I would like to point out though how you can BARELY see any of my corded “boning” channels on the second spiral lacing photo… I’m super happy that the corded boning gave me the support I wanted, without actually LOOKING like a boned bodice (or feeling like one too much either… For all of the work that went into it – I’m really happy with that element.
I don’t know if this method has another name – it’s the same kind of lacing most of us do on our sneakers, and I’m just going to call it crossed lacing.
This is what I normally do on my corsets, so it felt the most familiar. I also think it’s pretty.. but…
The disadvantages: I haven’t seen portraits with this lacing method. Kind of a big one.
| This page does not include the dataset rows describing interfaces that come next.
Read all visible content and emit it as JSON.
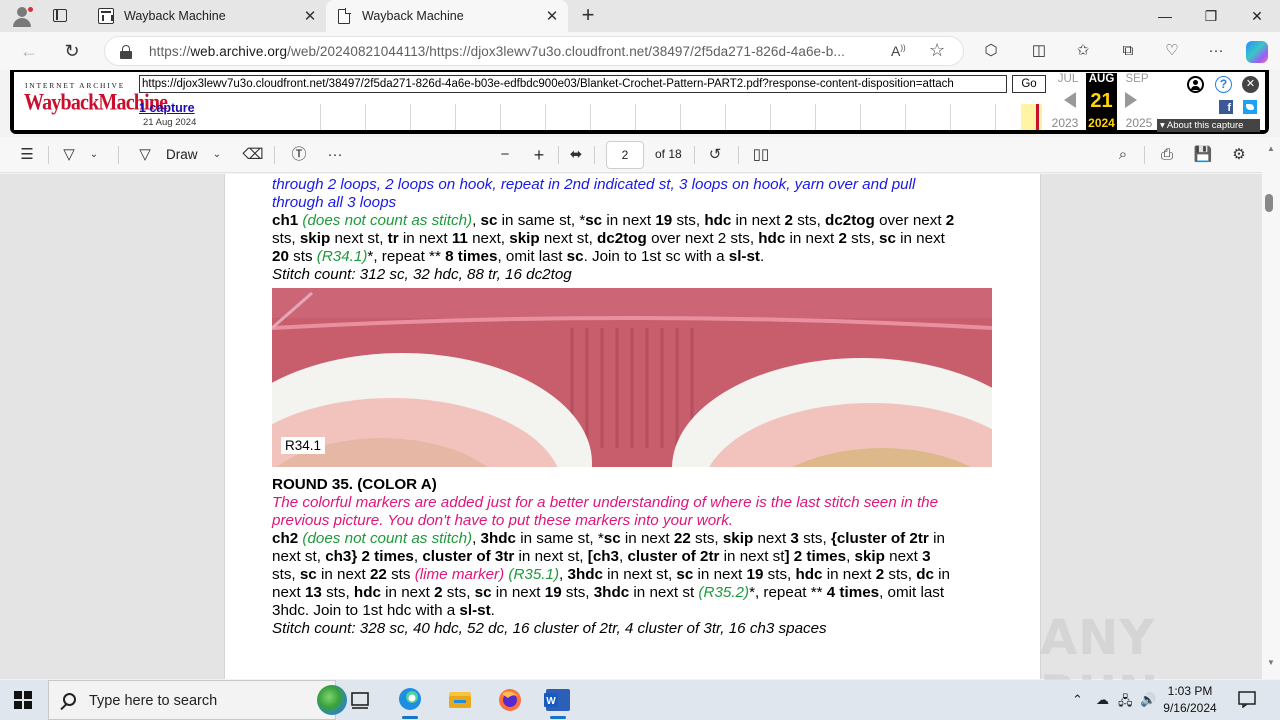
{
  "browser": {
    "tabs": [
      {
        "title": "Wayback Machine",
        "active": false
      },
      {
        "title": "Wayback Machine",
        "active": true
      }
    ],
    "url_prefix": "https://",
    "url_domain": "web.archive.org",
    "url_rest": "/web/20240821044113/https://djox3lewv7u3o.cloudfront.net/38497/2f5da271-826d-4a6e-b...",
    "icons": [
      "back-arrow-icon",
      "refresh-icon",
      "lock-icon",
      "read-aloud-icon",
      "favorite-star-icon",
      "extensions-icon",
      "split-screen-icon",
      "favorites-icon",
      "collections-icon",
      "browser-essentials-icon",
      "more-icon",
      "copilot-icon"
    ]
  },
  "wayback": {
    "logo_top": "INTERNET ARCHIVE",
    "logo_main": "WaybackMachine",
    "url_value": "https://djox3lewv7u3o.cloudfront.net/38497/2f5da271-826d-4a6e-b03e-edfbdc900e03/Blanket-Crochet-Pattern-PART2.pdf?response-content-disposition=attach",
    "go_label": "Go",
    "captures_label": "1 capture",
    "capture_date": "21 Aug 2024",
    "prev_month": "JUL",
    "current_month": "AUG",
    "next_month": "SEP",
    "current_day": "21",
    "prev_year": "2023",
    "current_year": "2024",
    "next_year": "2025",
    "about_label": "About this capture"
  },
  "pdf_toolbar": {
    "draw_label": "Draw",
    "page_number": "2",
    "page_total": "of 18"
  },
  "document": {
    "line_top_1": "through 2 loops, 2 loops on hook, repeat in 2nd indicated st, 3 loops on hook, yarn over and pull",
    "line_top_2": "through all 3 loops",
    "r34": {
      "ch1": "ch1",
      "note1": "(does not count as stitch)",
      "p1": ", ",
      "b1": "sc",
      "p2": " in same st, *",
      "b2": "sc",
      "p3": " in next ",
      "b3": "19",
      "p4": " sts, ",
      "b4": "hdc",
      "p5": " in next ",
      "b5": "2",
      "p6": " sts, ",
      "b6": "dc2tog",
      "p7": " over next ",
      "b7": "2",
      "l2p1": "sts, ",
      "l2b1": "skip",
      "l2p2": " next st, ",
      "l2b2": "tr",
      "l2p3": " in next ",
      "l2b3": "11",
      "l2p4": " next, ",
      "l2b4": "skip",
      "l2p5": " next st, ",
      "l2b5": "dc2tog",
      "l2p6": " over next 2 sts, ",
      "l2b6": "hdc",
      "l2p7": " in next ",
      "l2b7": "2",
      "l2p8": " sts, ",
      "l2b8": "sc",
      "l2p9": " in next",
      "l3b1": "20",
      "l3p1": " sts ",
      "l3g1": "(R34.1)",
      "l3p2": "*, repeat ** ",
      "l3b2": "8 times",
      "l3p3": ", omit last ",
      "l3b3": "sc",
      "l3p4": ". Join to 1st sc with a ",
      "l3b4": "sl-st",
      "l3p5": ".",
      "stitch_count": "Stitch count: 312 sc, 32 hdc, 88 tr, 16 dc2tog"
    },
    "photo_label": "R34.1",
    "r35_heading": "ROUND 35. (COLOR A)",
    "r35_note_1": "The colorful markers are added just for a better understanding of where is the last stitch seen in the",
    "r35_note_2": "previous picture. You don't have to put these markers into your work.",
    "r35": {
      "ch2": "ch2",
      "note1": "(does not count as stitch)",
      "p1": ", ",
      "b1": "3hdc",
      "p2": " in same st, *",
      "b2": "sc",
      "p3": " in next ",
      "b3": "22",
      "p4": " sts, ",
      "b4": "skip",
      "p5": " next ",
      "b5": "3",
      "p6": " sts, ",
      "b6": "{cluster of 2tr",
      "p7": " in",
      "l2p1": "next st, ",
      "l2b1": "ch3}",
      "l2p2": " ",
      "l2b2": "2 times",
      "l2p3": ", ",
      "l2b3": "cluster of 3tr",
      "l2p4": " in next st, ",
      "l2b4": "[ch3",
      "l2p5": ", ",
      "l2b5": "cluster of 2tr",
      "l2p6": " in next st",
      "l2b6": "] 2 times",
      "l2p7": ", ",
      "l2b7": "skip",
      "l2p8": " next ",
      "l2b8": "3",
      "l3p1": "sts, ",
      "l3b1": "sc",
      "l3p2": " in next ",
      "l3b2": "22",
      "l3p3": " sts ",
      "l3m1": "(lime marker)",
      "l3p4": " ",
      "l3g1": "(R35.1)",
      "l3p5": ", ",
      "l3b3": "3hdc",
      "l3p6": " in next st, ",
      "l3b4": "sc",
      "l3p7": " in next ",
      "l3b5": "19",
      "l3p8": " sts, ",
      "l3b6": "hdc",
      "l3p9": " in next ",
      "l3b7": "2",
      "l3p10": " sts, ",
      "l3b8": "dc",
      "l3p11": " in",
      "l4p1": "next ",
      "l4b1": "13",
      "l4p2": " sts, ",
      "l4b2": "hdc",
      "l4p3": " in next ",
      "l4b3": "2",
      "l4p4": " sts, ",
      "l4b4": "sc",
      "l4p5": " in next ",
      "l4b5": "19",
      "l4p6": " sts, ",
      "l4b6": "3hdc",
      "l4p7": " in next st ",
      "l4g1": "(R35.2)",
      "l4p8": "*, repeat ** ",
      "l4b7": "4 times",
      "l4p9": ", omit last",
      "l5p1": "3hdc. Join to 1st hdc with a ",
      "l5b1": "sl-st",
      "l5p2": ".",
      "stitch_count": "Stitch count: 328 sc, 40 hdc, 52 dc, 16 cluster of 2tr, 4 cluster of 3tr, 16 ch3 spaces"
    }
  },
  "taskbar": {
    "search_placeholder": "Type here to search",
    "time": "1:03 PM",
    "date": "9/16/2024",
    "apps": [
      "task-view-icon",
      "edge-icon",
      "file-explorer-icon",
      "firefox-icon",
      "word-icon"
    ]
  },
  "watermark": "ANY RUN"
}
The advantages: laces up pretty quickly, and the lacing rings lay correctly. Since the ends are tied in a knot, you could give yourself more length and tuck them in, leaving part of it laced up for faster in-and-out. Pretty much anyone at an event could help you lace and tighten your bodice – not really an option everywhere with other lacing. The biggest one – it tightens up really easily. You just pull the crosses – which are easy to see, and easy to grab.
double ladder lacing
So finally that double-ladder lacing as mentioned earlier.
I don’t even know if this is what the person was suggesting… but I saw an illustration, and thought I’d give it a try. I thought that this worked really, really well.
(Just ignore that bottom bit though; I made a mistake beginning the lacing right from the start!)
While it’s not possible to see the upwards movement of the ribbon in portraiture, the ‘ladder rungs’ are right, and there’s at least one portrait I think I remember where I thought a double-rung might have been used… so it’s possible!
This is what I ended up using for my costume.
The advantages: lacing rings lay correctly, ladder lacing looks correct based on portrait inspiration, and it’s about as easy to tighten as the crossed lacing – you just grab each rung individually.
The disadvantages: it’s really slow to lace, and easy to make mistakes. I had to “start again” twice while lacing myself into my bodice on the first real wearing. Not fun. I wouldn’t want to ask a friend to help with lacing this either – it’s just too complicated.
A thought on materials
As much as I love the ribbon I was lacing with for the test (it’s a white satin ribbon with a gold edging) I opted to go with a cord when I wore this instead. (As seen in the top photo) Firstly, I wanted the lacing to show up a little more – and was worried the white ribbon would blend too much with the camicia. With that being said, the cord I used is not what I’ll keep using. I want to use the lucet cord I made … but… erm… have misplaced!
The ribbon also shows the twists too easily, cord didn’t. I suppose I could go through all the work straightening the twists, but………. That’s an awful lot of work when you can’t even see what you’re doing to begin with. So.. no. Cord it is!